Being in one country at the forefront of innovation does not mean in today’s world that there is no competition abroad. Service ideas are not unique, new products can be created at the same time on both sides of the Atlantic.
Having a competitor on a new market is a good thing: customers are more inclined to make the leap of faith of buying an innovative solution if there is a diversified choice already. But ignoring a local competitor can be a bad mistake, as he has the natural understanding of is native market. In addition, when a foreign company arrives on a new market, it boosts local potential competitors who can catch up thanks to their intimacy with local customers and distribution. Local market expertise is a necessity when developing abroad.
Foreign country distribution
One of our iCEOs described a typical situation: two soft drink companies developed almost simultaneously in an Eastern European country; one hired local executives, and quickly established a dominant position, while the other, with mostly foreign managers, stalled. It wasn’t until the second company “poached” local executives from the first company, that they regained a market share more consistent with their international market position.
Most countries have subtle specificities when it comes to distribution that international managers may not always identify. A multinational industrial company with 35 different business lines found out that for some businesses, the global strategy had to be specific for targeted countries, because of local distribution peculiarities (different habits for wholesalers, retailers or installers, 2 tier distribution in some countries, 1 tier in others). They could identify it because they were strongly established in each country, and followed their local executives experience and knowledge.
Local executives may also be aware of local regulations, or have political contacts enabling them to influence local regulations or simply approval by government bodies.
Creating an international culture for export
In order to address these challenges, innovative companies need to build an international business culture, as early as possible in the export process.
It is sometimes difficult for SME top executives to trust and hire a foreign executive in the target country. Prejudices are engrained and even sometimes justified! Moreover, language barriers can make it difficult for the recruiting company to perceive the real competence of a foreign executive.
But there are executives with either bicultural competence, or a strong international business culture in addition to their local business culture. The problem is to find them. This is what a natively international recruiting network can provide: identify, select and propose these profiles.
In addition, exporting entails major financial risks. Hiring too early a full time executive is somewhat hazardous. In order to mitigate the risk, SMEs need flexibility: the possibility to temporarily contract these executives and go for permanent recruiting only when success is in sight and when the personality match is confirmed.

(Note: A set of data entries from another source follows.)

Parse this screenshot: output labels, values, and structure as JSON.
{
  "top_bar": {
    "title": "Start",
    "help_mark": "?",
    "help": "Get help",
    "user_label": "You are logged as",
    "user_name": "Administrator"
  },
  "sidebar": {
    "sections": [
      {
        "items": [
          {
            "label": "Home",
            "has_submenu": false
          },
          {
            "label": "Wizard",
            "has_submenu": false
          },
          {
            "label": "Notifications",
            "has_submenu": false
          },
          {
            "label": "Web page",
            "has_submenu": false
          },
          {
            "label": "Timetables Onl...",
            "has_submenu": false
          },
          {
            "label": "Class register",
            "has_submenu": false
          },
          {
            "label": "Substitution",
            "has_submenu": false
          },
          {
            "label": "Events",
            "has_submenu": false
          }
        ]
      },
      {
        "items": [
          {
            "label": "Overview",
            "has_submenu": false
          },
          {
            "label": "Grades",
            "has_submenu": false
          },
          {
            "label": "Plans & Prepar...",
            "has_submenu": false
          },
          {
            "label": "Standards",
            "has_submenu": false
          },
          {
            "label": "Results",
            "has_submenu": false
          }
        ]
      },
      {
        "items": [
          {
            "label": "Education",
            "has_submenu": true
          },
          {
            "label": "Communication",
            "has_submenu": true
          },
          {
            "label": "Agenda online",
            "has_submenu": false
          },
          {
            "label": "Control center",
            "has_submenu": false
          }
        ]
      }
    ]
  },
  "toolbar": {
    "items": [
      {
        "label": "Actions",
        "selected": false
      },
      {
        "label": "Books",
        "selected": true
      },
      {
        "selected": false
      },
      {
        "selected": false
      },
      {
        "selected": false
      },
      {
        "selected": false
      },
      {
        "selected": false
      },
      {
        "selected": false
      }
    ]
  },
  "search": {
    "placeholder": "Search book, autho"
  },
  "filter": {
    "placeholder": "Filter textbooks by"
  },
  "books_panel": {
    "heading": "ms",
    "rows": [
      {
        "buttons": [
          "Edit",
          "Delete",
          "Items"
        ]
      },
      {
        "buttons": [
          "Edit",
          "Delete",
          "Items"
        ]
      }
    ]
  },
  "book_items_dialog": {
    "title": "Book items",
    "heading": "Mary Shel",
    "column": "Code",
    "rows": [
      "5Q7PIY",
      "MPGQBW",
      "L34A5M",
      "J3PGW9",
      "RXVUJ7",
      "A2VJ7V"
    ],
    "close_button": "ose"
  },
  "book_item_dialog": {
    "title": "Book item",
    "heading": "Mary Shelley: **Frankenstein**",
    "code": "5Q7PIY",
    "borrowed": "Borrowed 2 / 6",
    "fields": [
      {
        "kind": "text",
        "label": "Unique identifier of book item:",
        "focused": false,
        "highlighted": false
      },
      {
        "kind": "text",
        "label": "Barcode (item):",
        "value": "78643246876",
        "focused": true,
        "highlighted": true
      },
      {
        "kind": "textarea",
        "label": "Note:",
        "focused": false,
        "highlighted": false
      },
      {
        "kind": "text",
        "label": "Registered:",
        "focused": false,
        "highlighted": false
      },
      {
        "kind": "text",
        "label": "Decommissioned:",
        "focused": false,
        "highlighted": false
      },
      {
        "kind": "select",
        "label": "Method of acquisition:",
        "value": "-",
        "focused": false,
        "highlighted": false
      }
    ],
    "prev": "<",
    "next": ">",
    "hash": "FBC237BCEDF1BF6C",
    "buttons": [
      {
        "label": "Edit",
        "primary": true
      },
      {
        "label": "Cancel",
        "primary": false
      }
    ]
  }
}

About the author: Olivier Pujol has worked over 23 years in many countries, positions, and companies. He has conducted business in 12 European countries, in Africa, North America, South America, and Asia, for companies like Schlumberger or Honeywell, as well as SMEs and start-ups. He has been in the position of CEO, COO, field manager, strategy and M&A specialist, business developer, and consultant. He worked on offshore platforms, in the jungle, but also in board rooms and electronic labs. Olivier holds an MSc of l’Ecole Centrale de Paris, and an MBA from Insead. He can speak 5 languages (French, English, Spanish, Portuguese and German).